[Supplied entries — start]

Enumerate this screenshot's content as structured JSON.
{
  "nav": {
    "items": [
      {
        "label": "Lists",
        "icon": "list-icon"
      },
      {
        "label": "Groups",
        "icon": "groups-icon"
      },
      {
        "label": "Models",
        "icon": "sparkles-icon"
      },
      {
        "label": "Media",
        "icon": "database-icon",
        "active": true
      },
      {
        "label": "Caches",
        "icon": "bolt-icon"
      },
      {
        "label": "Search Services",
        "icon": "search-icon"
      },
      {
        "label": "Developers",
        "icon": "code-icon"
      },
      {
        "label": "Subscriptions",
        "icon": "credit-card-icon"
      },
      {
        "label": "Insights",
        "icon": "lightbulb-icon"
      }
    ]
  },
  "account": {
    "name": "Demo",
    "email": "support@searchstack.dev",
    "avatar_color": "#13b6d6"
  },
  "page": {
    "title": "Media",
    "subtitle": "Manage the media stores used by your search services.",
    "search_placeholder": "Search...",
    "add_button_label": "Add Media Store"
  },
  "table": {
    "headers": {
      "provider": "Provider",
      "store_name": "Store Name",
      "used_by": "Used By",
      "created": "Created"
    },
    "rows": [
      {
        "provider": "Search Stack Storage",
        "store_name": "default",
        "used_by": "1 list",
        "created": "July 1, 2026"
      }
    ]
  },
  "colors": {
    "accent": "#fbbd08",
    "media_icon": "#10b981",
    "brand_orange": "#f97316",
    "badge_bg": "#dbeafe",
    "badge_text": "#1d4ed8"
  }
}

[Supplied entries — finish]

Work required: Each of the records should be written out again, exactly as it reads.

Response to this task:
Enumerate this screenshot's content as structured JSON.
{
  "nav": {
    "items": [
      {
        "label": "Lists",
        "icon": "list-icon"
      },
      {
        "label": "Groups",
        "icon": "groups-icon"
      },
      {
        "label": "Models",
        "icon": "sparkles-icon"
      },
      {
        "label": "Media",
        "icon": "database-icon",
        "active": true
      },
      {
        "label": "Caches",
        "icon": "bolt-icon"
      },
      {
        "label": "Search Services",
        "icon": "search-icon"
      },
      {
        "label": "Developers",
        "icon": "code-icon"
      },
      {
        "label": "Subscriptions",
        "icon": "credit-card-icon"
      },
      {
        "label": "Insights",
        "icon": "lightbulb-icon"
      }
    ]
  },
  "account": {
    "name": "Demo",
    "email": "support@searchstack.dev",
    "avatar_color": "#13b6d6"
  },
  "page": {
    "title": "Media",
    "subtitle": "Manage the media stores used by your search services.",
    "search_placeholder": "Search...",
    "add_button_label": "Add Media Store"
  },
  "table": {
    "headers": {
      "provider": "Provider",
      "store_name": "Store Name",
      "used_by": "Used By",
      "created": "Created"
    },
    "rows": [
      {
        "provider": "Search Stack Storage",
        "store_name": "default",
        "used_by": "1 list",
        "created": "July 1, 2026"
      }
    ]
  },
  "colors": {
    "accent": "#fbbd08",
    "media_icon": "#10b981",
    "brand_orange": "#f97316",
    "badge_bg": "#dbeafe",
    "badge_text": "#1d4ed8"
  }
}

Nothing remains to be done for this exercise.